==== DATA EXTRACTS

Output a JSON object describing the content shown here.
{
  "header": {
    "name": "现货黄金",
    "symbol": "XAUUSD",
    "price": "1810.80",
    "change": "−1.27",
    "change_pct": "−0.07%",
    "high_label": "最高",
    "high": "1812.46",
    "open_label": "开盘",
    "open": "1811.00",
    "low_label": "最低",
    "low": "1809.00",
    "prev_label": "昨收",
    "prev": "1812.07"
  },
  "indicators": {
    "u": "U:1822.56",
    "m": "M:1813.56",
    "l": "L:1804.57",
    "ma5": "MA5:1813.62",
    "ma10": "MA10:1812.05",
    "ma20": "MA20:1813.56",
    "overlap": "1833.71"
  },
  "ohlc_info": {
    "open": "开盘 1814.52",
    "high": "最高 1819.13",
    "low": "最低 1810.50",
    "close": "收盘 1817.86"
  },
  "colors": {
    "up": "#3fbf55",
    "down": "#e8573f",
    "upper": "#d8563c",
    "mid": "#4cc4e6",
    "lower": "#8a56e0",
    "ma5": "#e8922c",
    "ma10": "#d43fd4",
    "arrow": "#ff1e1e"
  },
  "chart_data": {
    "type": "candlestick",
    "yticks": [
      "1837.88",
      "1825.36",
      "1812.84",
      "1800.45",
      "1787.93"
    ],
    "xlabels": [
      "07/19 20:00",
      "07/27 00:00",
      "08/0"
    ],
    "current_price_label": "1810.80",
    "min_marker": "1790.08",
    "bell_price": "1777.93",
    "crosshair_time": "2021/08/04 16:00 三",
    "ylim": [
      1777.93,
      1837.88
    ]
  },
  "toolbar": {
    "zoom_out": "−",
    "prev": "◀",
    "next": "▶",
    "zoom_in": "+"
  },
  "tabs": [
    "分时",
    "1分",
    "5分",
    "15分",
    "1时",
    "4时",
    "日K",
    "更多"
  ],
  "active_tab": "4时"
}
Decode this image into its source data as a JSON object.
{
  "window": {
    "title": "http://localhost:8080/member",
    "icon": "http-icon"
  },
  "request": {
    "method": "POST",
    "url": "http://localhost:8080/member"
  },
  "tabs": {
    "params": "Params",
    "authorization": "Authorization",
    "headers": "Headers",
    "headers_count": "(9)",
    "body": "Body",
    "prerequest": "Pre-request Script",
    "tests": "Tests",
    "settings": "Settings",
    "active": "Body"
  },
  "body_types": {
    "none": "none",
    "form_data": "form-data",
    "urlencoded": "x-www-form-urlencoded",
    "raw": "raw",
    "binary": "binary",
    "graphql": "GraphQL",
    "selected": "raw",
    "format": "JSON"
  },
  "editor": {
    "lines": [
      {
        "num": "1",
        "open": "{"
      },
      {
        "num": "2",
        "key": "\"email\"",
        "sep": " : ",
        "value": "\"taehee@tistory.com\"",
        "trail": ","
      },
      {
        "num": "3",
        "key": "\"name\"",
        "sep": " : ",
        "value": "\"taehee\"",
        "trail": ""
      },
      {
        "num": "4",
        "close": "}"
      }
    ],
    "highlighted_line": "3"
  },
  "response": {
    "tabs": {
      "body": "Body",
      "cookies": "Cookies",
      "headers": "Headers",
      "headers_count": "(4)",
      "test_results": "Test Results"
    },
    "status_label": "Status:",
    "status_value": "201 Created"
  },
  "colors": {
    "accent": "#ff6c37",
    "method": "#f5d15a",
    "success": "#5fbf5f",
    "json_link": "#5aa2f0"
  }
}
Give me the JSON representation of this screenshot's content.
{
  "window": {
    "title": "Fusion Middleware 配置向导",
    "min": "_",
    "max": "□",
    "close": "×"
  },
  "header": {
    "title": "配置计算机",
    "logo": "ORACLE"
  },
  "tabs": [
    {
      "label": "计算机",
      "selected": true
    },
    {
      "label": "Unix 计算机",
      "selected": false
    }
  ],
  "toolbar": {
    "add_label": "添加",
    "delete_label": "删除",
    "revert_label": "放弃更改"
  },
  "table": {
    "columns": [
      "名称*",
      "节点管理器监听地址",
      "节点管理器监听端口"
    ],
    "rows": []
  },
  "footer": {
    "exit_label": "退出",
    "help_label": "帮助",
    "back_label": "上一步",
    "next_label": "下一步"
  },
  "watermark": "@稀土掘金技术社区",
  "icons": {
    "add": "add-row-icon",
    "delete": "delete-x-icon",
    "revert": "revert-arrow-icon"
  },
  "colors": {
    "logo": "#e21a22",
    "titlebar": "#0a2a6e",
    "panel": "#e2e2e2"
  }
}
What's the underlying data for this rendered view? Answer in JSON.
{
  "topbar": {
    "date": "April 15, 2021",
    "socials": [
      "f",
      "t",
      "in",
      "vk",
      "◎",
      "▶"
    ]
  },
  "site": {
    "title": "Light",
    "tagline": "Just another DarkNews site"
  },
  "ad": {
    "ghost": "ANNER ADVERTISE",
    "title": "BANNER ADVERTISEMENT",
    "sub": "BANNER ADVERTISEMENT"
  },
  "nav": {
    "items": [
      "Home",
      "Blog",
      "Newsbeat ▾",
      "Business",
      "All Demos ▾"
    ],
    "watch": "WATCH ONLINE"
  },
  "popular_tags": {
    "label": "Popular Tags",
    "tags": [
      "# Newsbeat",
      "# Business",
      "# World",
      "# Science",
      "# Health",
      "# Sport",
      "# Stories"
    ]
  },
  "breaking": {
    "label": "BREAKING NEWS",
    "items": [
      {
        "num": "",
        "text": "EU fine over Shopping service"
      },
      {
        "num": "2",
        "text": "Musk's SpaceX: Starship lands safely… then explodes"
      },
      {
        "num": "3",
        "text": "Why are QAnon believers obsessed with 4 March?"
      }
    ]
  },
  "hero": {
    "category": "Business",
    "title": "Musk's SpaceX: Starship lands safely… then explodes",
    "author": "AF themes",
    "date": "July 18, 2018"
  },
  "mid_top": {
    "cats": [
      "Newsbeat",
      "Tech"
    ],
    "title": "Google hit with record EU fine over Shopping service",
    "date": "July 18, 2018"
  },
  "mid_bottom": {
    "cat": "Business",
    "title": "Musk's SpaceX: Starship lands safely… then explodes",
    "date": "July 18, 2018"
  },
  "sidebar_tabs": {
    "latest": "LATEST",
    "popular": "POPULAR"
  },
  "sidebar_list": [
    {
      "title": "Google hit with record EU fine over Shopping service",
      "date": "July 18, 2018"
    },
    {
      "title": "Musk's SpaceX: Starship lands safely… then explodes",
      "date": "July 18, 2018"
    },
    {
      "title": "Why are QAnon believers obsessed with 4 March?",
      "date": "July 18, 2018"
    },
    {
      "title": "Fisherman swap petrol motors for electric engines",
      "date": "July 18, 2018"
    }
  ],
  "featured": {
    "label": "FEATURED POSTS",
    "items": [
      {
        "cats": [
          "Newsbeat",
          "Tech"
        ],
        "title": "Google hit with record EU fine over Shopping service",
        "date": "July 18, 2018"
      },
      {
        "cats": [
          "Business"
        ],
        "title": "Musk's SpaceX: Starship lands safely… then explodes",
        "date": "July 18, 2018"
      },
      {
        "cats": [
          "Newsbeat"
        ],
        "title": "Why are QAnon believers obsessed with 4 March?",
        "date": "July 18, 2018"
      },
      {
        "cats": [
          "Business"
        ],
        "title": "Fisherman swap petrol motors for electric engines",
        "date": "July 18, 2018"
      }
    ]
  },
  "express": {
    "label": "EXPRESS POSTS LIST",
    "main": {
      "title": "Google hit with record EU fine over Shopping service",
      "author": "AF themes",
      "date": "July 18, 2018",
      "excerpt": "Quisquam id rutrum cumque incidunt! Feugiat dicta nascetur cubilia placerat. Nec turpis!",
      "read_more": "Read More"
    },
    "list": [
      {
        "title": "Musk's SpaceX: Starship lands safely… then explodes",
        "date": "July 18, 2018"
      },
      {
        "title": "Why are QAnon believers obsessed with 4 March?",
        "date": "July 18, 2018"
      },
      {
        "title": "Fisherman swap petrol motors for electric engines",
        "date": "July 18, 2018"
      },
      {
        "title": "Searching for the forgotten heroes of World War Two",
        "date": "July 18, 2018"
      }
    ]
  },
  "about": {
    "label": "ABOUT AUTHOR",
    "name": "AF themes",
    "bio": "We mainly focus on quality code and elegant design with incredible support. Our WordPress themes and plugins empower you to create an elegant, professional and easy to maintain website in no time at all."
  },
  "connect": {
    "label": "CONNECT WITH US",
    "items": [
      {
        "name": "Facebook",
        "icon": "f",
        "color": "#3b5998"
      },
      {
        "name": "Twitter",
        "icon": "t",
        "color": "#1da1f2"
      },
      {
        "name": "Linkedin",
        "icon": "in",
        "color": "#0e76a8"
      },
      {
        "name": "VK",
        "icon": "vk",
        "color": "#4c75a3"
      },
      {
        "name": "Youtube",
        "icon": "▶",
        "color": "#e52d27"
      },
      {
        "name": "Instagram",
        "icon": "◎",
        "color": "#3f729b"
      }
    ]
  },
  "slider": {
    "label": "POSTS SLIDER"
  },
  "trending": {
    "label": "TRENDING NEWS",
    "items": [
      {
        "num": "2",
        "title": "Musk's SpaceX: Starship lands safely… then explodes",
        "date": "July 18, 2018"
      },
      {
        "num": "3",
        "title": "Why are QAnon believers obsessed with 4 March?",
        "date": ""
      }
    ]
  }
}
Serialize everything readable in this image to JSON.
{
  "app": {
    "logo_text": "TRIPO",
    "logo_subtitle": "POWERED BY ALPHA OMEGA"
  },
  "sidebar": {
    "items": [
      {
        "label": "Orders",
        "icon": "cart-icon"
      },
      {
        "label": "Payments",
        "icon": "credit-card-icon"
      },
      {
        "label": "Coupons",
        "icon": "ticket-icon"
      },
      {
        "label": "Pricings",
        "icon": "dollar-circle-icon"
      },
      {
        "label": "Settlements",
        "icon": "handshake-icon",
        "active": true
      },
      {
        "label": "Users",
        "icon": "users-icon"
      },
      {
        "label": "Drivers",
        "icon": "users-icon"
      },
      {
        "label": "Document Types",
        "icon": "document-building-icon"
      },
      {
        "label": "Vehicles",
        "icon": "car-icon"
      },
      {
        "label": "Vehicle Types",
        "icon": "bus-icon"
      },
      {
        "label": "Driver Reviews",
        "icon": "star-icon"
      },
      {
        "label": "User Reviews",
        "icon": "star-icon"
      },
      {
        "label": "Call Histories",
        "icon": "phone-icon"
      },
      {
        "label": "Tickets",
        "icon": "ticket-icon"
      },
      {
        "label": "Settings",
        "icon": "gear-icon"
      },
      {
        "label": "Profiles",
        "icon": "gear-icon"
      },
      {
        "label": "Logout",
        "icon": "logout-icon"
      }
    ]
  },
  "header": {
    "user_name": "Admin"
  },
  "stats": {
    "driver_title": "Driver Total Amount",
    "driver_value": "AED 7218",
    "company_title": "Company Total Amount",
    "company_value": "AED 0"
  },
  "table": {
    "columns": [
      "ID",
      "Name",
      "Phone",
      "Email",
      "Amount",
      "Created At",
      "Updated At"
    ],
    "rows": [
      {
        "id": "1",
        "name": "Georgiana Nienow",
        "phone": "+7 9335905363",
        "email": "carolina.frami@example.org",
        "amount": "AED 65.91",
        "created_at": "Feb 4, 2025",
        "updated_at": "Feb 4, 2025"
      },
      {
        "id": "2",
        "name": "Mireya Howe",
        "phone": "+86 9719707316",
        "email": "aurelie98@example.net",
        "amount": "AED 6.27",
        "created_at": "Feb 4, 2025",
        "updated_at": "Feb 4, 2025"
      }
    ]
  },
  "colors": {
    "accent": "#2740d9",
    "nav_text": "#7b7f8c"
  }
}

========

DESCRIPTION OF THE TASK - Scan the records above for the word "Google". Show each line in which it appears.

TASK ANSWER -
    "title": "Google hit with record EU fine over Shopping service",
      "title": "Google hit with record EU fine over Shopping service",
        "title": "Google hit with record EU fine over Shopping service",
      "title": "Google hit with record EU fine over Shopping service",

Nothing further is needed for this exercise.